Records from a data collection

+ + +

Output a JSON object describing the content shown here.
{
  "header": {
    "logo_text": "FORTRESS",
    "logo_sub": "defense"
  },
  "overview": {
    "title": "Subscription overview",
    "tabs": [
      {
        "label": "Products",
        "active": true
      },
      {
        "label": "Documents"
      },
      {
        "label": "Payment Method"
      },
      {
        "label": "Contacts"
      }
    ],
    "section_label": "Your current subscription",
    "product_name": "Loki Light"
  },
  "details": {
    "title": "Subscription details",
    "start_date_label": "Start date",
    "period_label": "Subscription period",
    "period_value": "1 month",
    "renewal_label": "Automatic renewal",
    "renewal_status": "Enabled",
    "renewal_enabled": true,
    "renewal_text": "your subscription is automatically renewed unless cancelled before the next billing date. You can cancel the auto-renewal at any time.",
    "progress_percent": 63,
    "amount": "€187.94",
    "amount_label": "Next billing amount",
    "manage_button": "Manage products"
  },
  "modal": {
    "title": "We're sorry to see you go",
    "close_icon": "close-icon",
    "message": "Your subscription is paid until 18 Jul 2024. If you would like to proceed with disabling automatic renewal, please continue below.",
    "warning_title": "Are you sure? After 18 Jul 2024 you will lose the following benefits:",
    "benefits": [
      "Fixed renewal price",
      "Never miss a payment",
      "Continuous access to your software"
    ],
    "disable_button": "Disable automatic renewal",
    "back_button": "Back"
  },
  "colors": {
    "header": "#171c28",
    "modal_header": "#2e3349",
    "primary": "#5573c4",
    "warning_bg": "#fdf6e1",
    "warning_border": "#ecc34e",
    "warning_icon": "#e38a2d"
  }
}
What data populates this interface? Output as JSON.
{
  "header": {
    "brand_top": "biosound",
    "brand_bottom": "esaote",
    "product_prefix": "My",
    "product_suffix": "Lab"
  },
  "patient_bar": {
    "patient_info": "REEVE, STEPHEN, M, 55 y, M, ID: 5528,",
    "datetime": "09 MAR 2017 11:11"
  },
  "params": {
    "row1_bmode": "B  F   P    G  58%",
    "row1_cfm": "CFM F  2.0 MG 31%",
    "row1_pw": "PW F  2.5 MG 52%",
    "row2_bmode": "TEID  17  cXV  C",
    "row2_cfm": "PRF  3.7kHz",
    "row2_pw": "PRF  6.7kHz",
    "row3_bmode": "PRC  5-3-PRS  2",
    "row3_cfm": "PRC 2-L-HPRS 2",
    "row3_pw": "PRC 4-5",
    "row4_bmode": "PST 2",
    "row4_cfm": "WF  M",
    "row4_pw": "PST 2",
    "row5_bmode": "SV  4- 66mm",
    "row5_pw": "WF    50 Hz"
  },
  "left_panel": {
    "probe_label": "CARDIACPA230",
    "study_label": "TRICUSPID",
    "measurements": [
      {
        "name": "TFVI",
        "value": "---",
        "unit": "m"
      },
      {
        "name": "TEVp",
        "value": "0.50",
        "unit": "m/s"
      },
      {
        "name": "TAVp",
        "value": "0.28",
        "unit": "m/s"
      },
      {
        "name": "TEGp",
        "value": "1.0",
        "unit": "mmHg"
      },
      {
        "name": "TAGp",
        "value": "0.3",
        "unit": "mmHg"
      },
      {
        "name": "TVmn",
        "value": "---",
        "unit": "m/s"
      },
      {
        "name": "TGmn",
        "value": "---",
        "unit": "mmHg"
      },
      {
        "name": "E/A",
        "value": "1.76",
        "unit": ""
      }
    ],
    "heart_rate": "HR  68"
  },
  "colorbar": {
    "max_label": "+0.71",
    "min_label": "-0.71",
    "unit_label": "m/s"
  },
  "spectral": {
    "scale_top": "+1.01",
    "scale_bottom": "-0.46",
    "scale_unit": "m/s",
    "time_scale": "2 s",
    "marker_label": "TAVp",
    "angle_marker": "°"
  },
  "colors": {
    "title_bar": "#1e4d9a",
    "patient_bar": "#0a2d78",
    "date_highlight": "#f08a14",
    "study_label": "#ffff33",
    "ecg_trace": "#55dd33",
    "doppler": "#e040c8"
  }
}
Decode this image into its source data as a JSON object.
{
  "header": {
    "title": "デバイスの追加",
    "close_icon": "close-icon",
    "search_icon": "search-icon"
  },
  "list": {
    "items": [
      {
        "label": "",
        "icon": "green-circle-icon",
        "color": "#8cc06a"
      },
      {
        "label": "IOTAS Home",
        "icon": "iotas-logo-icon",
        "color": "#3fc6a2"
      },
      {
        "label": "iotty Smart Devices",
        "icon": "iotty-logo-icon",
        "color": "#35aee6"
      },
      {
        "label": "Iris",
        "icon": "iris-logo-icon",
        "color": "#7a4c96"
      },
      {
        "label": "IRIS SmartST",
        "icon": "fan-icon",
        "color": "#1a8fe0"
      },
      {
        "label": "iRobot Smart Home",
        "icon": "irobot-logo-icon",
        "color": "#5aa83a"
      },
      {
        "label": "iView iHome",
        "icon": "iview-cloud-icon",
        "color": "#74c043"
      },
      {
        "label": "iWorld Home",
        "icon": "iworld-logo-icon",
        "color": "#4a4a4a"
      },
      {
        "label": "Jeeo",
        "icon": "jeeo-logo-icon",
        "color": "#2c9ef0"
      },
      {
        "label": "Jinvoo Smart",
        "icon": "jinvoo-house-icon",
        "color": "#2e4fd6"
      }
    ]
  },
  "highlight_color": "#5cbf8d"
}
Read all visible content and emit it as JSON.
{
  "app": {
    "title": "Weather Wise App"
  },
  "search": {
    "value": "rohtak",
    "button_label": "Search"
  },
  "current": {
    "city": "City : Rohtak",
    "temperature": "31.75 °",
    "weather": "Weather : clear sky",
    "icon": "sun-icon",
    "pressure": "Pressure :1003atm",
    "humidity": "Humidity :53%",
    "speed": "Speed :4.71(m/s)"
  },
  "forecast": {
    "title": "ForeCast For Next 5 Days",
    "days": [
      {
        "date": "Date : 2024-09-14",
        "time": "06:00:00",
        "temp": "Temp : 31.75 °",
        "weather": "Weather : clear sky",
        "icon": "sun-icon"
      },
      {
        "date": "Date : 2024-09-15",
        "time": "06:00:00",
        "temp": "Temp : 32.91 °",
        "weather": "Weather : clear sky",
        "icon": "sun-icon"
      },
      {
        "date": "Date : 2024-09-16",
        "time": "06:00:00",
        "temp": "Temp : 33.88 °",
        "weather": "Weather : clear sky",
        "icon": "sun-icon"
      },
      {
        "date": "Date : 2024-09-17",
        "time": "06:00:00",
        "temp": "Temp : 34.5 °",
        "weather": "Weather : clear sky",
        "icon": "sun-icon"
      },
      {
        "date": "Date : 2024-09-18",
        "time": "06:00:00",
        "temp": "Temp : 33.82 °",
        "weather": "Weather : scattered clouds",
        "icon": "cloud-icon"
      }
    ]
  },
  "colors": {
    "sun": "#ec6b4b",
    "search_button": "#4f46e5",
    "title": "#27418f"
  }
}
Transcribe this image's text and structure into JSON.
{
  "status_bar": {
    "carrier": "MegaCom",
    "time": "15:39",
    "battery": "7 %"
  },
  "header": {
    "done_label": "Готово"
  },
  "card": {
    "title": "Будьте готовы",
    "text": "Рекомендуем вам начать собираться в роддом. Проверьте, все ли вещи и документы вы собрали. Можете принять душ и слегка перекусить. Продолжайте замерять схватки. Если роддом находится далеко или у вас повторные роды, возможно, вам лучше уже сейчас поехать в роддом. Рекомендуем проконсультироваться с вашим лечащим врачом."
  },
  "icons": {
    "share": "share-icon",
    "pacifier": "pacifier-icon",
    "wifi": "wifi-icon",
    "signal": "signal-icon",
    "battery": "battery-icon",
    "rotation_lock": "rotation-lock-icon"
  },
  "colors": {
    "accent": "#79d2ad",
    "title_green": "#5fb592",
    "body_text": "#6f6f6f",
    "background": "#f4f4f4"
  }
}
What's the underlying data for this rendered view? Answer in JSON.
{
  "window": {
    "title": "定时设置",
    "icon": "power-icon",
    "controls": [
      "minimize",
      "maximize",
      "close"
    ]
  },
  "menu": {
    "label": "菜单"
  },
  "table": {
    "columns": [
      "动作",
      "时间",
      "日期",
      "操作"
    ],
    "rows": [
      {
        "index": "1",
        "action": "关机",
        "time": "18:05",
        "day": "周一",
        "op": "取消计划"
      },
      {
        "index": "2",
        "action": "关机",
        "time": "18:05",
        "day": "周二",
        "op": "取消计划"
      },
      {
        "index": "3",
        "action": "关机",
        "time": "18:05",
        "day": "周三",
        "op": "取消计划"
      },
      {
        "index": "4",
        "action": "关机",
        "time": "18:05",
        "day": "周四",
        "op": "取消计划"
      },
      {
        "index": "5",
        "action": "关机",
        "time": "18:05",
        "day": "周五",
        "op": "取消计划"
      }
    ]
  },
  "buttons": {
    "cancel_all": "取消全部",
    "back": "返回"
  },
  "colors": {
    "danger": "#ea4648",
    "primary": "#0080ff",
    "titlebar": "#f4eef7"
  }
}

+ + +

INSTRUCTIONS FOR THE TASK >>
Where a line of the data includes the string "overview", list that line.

PROBLEM SOLUTION >>
  "overview": {
    "title": "Subscription overview",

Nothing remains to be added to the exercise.